It’s hard to know how to even get started with software as powerful as Photoshop, but I’m determined to learn how to paint with it. I’ve been working in Illustrator so much that I’m having trouble remembering Photoshop again. It’s time to refresh my memory.
Here is a drawing I did (digitally) in October. I just added a new layer of color to it. I’ve got a lot to learn, but I’m having fun as I go.
Two things: writing like you think writing is supposed to be and creating artwork like you think it’s supposed to look. It is very hard to catch yourself being inauthentic, because really, where is the line between trying to make it good and making it in your own way? I suppose some people call this your voice or, in the case of visuals, your style. That is a very complicated thing, isn’t it? Because when we share what really sounds like us, or what really comes from us visually, it is imperfect, just like we are. Who wants to show how imperfect they are? And yet, I’m just beginning to see that those imperfections are what makes it interesting and unique and here we are struggling and struggling to make things perfect before we share our work with others.
I don’t have an answer as to when to share. I mean, there is that quote —who said it?— about a painting never actually being finished, but just stopping in interesting places. I’m beginning to understand this.
Now design —that’s a different thing. Or is it?
I cleaned up my drawing table and have a stack of cut-up Panera boxes from a work lunch a while back. (I hate the amount of garbage and waste one lunch can produce.) I’ve decided to assign some parameter or limit to what I’ll create on them. The parameter is there has to be a man and a woman. That’s all. Not having some parameter before is why this stack of blank cardboard has been sitting here so long.
So, make and move on. And don’t think.
This is called “Women Point the Way to the Future.” (Funny how sometimes it’s very clear what the title is. This title was just there in my head when I finished. Most of my pieces have no titles unless I force one onto them.)
I was lucky this spring break: I got to spend some time in Portland, Oregon. On the way there, I had a layover in Los Angeles. Once back in my town, I went to my favorite coffee shop. Although I didn’t do nearly as much drawing as I’d have liked, it was a good break and I have these two sketches from the beginning of the week and the end.
As always, excuse the poor quality of the image. I take these photos with my imperfect camera in my imperfectly lighted studio.
I would say that I’m about the most non-political person around. I really don’t like spending time on the news and I hate politics and greedy, power-hungry people. But it’s hard to ignore politics these days. My fear and outrage are strong enough that I thought I should do something through art. I didn’t really know what to do, so I just started with an image of a certain public figure that’s been in the news a lot.
I read a book (I forget which) a while ago about de-cluttering your house.
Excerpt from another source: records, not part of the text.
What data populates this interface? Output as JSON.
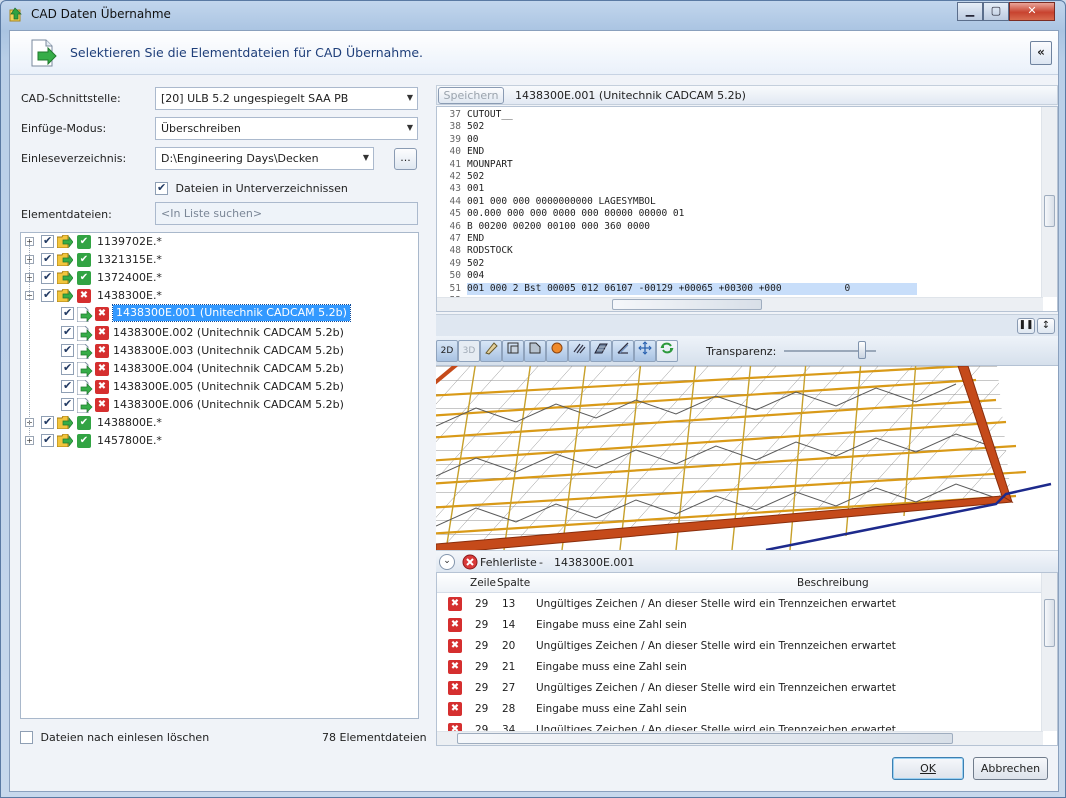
{
  "window": {
    "title": "CAD Daten Übernahme"
  },
  "header": {
    "text": "Selektieren Sie die Elementdateien für CAD Übernahme.",
    "collapse_label": "«"
  },
  "form": {
    "interface_label": "CAD-Schnittstelle:",
    "interface_value": "[20] ULB 5.2 ungespiegelt SAA PB",
    "mode_label": "Einfüge-Modus:",
    "mode_value": "Überschreiben",
    "dir_label": "Einleseverzeichnis:",
    "dir_value": "D:\\Engineering Days\\Decken",
    "browse_label": "...",
    "subdirs_label": "Dateien in Unterverzeichnissen",
    "files_label": "Elementdateien:",
    "search_placeholder": "<In Liste suchen>"
  },
  "tree": [
    {
      "label": "1139702E.*",
      "status": "ok",
      "level": 0,
      "expander": "+"
    },
    {
      "label": "1321315E.*",
      "status": "ok",
      "level": 0,
      "expander": "+"
    },
    {
      "label": "1372400E.*",
      "status": "ok",
      "level": 0,
      "expander": "+"
    },
    {
      "label": "1438300E.*",
      "status": "error",
      "level": 0,
      "expander": "−"
    },
    {
      "label": "1438300E.001  (Unitechnik CADCAM 5.2b)",
      "status": "error",
      "level": 1,
      "selected": true
    },
    {
      "label": "1438300E.002  (Unitechnik CADCAM 5.2b)",
      "status": "error",
      "level": 1
    },
    {
      "label": "1438300E.003  (Unitechnik CADCAM 5.2b)",
      "status": "error",
      "level": 1
    },
    {
      "label": "1438300E.004  (Unitechnik CADCAM 5.2b)",
      "status": "error",
      "level": 1
    },
    {
      "label": "1438300E.005  (Unitechnik CADCAM 5.2b)",
      "status": "error",
      "level": 1
    },
    {
      "label": "1438300E.006  (Unitechnik CADCAM 5.2b)",
      "status": "error",
      "level": 1
    },
    {
      "label": "1438800E.*",
      "status": "ok",
      "level": 0,
      "expander": "+"
    },
    {
      "label": "1457800E.*",
      "status": "ok",
      "level": 0,
      "expander": "+"
    }
  ],
  "footer_left": {
    "delete_label": "Dateien nach einlesen löschen",
    "count_label": "78 Elementdateien"
  },
  "editor": {
    "save_label": "Speichern",
    "file_title": "1438300E.001 (Unitechnik CADCAM 5.2b)",
    "lines": [
      {
        "n": "37",
        "t": "CUTOUT__"
      },
      {
        "n": "38",
        "t": "502"
      },
      {
        "n": "39",
        "t": "00"
      },
      {
        "n": "40",
        "t": "END"
      },
      {
        "n": "41",
        "t": "MOUNPART"
      },
      {
        "n": "42",
        "t": "502"
      },
      {
        "n": "43",
        "t": "001"
      },
      {
        "n": "44",
        "t": "001 000 000 0000000000 LAGESYMBOL"
      },
      {
        "n": "45",
        "t": "00.000 000 000 0000 000 00000 00000 01"
      },
      {
        "n": "46",
        "t": "B 00200 00200 00100 000 360 0000"
      },
      {
        "n": "47",
        "t": "END"
      },
      {
        "n": "48",
        "t": "RODSTOCK"
      },
      {
        "n": "49",
        "t": "502"
      },
      {
        "n": "50",
        "t": "004"
      },
      {
        "n": "51",
        "t": "001 000 2 Bst 00005 012 06107 -00129 +00065 +00300 +000           0",
        "highlight": true
      },
      {
        "n": "52",
        "t": ""
      }
    ]
  },
  "viewer": {
    "btn_2d": "2D",
    "btn_3d": "3D",
    "transparency_label": "Transparenz:",
    "transparency_value": 0.85
  },
  "errors": {
    "title": "Fehlerliste",
    "separator": "-",
    "file": "1438300E.001",
    "columns": {
      "line": "Zeile",
      "col": "Spalte",
      "desc": "Beschreibung"
    },
    "rows": [
      {
        "line": "29",
        "col": "13",
        "desc": "Ungültiges Zeichen / An dieser Stelle wird ein Trennzeichen erwartet"
      },
      {
        "line": "29",
        "col": "14",
        "desc": "Eingabe muss eine Zahl sein"
      },
      {
        "line": "29",
        "col": "20",
        "desc": "Ungültiges Zeichen / An dieser Stelle wird ein Trennzeichen erwartet"
      },
      {
        "line": "29",
        "col": "21",
        "desc": "Eingabe muss eine Zahl sein"
      },
      {
        "line": "29",
        "col": "27",
        "desc": "Ungültiges Zeichen / An dieser Stelle wird ein Trennzeichen erwartet"
      },
      {
        "line": "29",
        "col": "28",
        "desc": "Eingabe muss eine Zahl sein"
      },
      {
        "line": "29",
        "col": "34",
        "desc": "Ungültiges Zeichen / An dieser Stelle wird ein Trennzeichen erwartet"
      }
    ]
  },
  "buttons": {
    "ok": "OK",
    "cancel": "Abbrechen"
  },
  "colors": {
    "accent": "#3399ff",
    "ok": "#32a343",
    "error": "#d52f2f",
    "header_text": "#1f3f7a"
  }
}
The problem of objects with sentimental value was discussed and the author suggested taking a picture of them and then getting rid of them. (The ones you can, anyway.)
I liked the idea of having the picture, and I don’t know if it was my idea or the author’s to write the story of where the object came from and why it was significant, but I decided that that’s what I should do with the things in my house. Well, as good as the idea was, I didn’t do it. Then recently, I had a mini-revelation: I could draw the objects. That way, I get some drawing in and I have something to share with my children about the significance of the objects around us. (I have not gotten rid of any of them!)
I’ve just finished Object #13.
I am still learning and playing with my new Wacom tablet. I’ve been re-watching lynda.com tutorials on Photoshop and playing around in the program so that I can recall how to do the things I’m learning. But oftentimes, I find myself drawn into whatever scribble I’ve begun and it gets more and more layers and more and more elaborate. Here’s the latest:
Working digitally is a bit like those boards that you can erase so easily: a little pen that draws black and you swipe something across it and it disappears. The good thing about it: you’re absolutely care-free —no fear of wasting art materials, no worries about mistakes.
As I’m looking at this piece, I have to admit, I’ve really not analyzed it at all. Does the easy spontaneity overwhelm good judgement? Or will good judgement come later? Honestly, I have no idea if this is “good” or not. At this point, it’s the process I care about, so I guess I’ll just have to trust that skill will come with more and more practice.
My Imagemaking class is finished. Here is one of the assignments from it: a series going from realistic to abstract.
As always, it’s good to take these classes for the sole reason that it makes me do the work. Who doesn’t benefit from a deadline?!